- _Directions for this task_
Using the string "color" as the key, pull each matching line out of the records below.

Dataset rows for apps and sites
----
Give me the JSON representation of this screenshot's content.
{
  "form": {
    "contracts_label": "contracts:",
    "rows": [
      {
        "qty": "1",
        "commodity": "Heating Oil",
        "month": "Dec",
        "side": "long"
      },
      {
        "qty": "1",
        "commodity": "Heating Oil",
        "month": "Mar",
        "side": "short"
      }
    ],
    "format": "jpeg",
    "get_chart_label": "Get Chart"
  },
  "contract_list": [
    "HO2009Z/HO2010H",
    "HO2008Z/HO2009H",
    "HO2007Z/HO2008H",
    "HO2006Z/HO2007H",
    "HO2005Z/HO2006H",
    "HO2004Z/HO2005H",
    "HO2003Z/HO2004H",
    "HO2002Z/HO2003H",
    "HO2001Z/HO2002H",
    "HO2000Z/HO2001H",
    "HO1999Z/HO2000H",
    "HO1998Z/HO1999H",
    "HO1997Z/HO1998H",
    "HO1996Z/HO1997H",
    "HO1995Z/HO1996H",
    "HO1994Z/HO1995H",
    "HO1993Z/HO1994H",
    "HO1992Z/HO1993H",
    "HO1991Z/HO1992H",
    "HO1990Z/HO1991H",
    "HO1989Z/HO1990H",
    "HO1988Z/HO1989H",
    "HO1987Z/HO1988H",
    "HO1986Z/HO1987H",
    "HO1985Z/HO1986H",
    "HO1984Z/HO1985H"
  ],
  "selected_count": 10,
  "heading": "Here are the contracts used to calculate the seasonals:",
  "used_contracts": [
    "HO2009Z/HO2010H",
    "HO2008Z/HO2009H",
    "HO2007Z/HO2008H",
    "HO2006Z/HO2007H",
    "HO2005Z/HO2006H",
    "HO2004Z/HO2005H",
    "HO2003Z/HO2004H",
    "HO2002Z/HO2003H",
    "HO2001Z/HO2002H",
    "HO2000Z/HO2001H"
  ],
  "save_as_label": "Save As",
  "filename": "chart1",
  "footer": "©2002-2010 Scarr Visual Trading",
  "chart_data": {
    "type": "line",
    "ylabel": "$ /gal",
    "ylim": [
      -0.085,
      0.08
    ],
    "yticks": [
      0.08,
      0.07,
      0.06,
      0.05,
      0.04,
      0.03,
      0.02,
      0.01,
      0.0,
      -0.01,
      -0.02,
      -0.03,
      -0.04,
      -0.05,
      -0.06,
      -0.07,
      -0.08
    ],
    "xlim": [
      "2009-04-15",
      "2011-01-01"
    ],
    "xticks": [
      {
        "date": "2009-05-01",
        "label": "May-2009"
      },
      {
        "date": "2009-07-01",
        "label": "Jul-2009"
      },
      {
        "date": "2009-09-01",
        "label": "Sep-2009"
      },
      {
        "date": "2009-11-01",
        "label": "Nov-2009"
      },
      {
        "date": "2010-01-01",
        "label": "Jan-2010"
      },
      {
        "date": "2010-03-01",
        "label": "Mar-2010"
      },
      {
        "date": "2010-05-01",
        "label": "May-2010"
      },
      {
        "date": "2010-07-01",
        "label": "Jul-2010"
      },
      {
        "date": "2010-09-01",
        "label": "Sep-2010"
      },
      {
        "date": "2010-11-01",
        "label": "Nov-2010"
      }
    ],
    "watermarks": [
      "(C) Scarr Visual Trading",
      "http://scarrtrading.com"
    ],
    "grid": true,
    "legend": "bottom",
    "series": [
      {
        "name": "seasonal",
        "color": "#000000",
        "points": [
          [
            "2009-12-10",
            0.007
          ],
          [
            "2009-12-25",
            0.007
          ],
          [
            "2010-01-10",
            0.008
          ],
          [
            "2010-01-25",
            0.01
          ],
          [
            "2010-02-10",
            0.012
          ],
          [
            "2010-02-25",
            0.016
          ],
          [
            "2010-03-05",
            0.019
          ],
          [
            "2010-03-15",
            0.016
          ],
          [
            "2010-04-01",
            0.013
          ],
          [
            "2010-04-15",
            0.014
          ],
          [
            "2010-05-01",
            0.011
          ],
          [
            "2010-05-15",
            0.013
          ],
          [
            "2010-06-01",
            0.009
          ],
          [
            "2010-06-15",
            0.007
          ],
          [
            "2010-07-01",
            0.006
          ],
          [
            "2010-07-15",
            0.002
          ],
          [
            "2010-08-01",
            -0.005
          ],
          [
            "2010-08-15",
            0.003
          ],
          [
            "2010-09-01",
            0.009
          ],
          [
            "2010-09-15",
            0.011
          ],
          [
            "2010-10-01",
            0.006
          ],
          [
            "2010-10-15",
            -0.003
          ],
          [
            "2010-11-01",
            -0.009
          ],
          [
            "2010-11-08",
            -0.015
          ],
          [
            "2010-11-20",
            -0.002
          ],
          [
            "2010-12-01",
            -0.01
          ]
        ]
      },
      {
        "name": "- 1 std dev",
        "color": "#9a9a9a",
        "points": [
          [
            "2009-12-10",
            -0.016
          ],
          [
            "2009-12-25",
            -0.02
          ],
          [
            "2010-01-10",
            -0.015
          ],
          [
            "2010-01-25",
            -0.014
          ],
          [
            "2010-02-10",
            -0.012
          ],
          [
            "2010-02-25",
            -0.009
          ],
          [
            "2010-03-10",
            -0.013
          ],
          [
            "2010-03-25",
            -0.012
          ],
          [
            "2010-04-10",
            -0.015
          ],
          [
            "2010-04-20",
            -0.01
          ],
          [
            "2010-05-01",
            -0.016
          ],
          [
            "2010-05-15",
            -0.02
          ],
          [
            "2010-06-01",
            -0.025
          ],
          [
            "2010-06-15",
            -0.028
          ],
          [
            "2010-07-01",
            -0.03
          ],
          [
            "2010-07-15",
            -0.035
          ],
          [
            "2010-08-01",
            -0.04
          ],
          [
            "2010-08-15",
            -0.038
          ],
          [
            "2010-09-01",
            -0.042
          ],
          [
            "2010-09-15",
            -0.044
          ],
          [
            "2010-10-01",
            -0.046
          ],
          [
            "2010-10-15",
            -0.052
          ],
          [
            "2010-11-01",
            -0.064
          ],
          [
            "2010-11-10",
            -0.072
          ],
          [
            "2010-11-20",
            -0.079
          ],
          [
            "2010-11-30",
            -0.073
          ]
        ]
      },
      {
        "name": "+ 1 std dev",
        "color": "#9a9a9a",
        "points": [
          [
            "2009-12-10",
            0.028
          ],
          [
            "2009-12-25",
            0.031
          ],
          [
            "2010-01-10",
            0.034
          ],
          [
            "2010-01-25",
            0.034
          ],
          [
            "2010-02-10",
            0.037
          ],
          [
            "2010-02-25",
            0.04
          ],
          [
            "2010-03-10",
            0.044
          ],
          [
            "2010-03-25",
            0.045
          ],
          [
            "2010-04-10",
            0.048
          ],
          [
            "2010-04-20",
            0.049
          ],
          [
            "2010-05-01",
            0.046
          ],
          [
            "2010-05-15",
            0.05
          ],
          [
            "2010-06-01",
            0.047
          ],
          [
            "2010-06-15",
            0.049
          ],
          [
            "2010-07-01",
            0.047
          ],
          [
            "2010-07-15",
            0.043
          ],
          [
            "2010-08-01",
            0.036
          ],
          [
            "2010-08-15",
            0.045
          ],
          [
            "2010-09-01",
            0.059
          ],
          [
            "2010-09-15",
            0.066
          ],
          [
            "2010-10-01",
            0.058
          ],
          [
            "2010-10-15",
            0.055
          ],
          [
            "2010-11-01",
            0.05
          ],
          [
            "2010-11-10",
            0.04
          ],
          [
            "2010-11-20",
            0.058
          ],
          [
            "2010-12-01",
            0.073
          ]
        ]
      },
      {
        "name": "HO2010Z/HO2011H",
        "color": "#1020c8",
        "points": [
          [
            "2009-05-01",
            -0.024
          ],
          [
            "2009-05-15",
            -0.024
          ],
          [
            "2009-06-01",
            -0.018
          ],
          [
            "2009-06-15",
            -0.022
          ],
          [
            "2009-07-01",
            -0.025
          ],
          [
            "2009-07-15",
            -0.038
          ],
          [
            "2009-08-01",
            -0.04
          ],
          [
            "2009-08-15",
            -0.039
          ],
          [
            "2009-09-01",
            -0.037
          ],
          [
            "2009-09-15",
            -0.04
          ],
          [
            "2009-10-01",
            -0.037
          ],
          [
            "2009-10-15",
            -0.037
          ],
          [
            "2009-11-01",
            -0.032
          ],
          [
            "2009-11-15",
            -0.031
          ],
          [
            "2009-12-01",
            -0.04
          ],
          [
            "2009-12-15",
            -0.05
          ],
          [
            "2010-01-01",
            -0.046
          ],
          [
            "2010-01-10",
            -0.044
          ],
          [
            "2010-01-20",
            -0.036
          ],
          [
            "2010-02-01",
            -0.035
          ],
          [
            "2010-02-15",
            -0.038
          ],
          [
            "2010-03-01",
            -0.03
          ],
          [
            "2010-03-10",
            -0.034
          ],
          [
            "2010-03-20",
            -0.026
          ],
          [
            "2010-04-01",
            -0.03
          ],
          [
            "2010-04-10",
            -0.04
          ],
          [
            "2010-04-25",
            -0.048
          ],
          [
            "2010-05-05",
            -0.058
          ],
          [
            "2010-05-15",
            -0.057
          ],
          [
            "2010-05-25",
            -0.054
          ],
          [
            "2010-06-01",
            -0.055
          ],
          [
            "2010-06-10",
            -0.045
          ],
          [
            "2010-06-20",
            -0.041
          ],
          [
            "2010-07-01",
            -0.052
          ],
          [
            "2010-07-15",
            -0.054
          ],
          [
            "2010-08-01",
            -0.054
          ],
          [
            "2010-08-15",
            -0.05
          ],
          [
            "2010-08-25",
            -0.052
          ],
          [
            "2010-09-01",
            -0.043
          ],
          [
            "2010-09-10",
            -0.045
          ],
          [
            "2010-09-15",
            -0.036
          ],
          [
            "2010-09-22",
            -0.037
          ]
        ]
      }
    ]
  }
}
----
- _Response area_
        "color": "#000000",
        "color": "#9a9a9a",
        "color": "#9a9a9a",
        "color": "#1020c8",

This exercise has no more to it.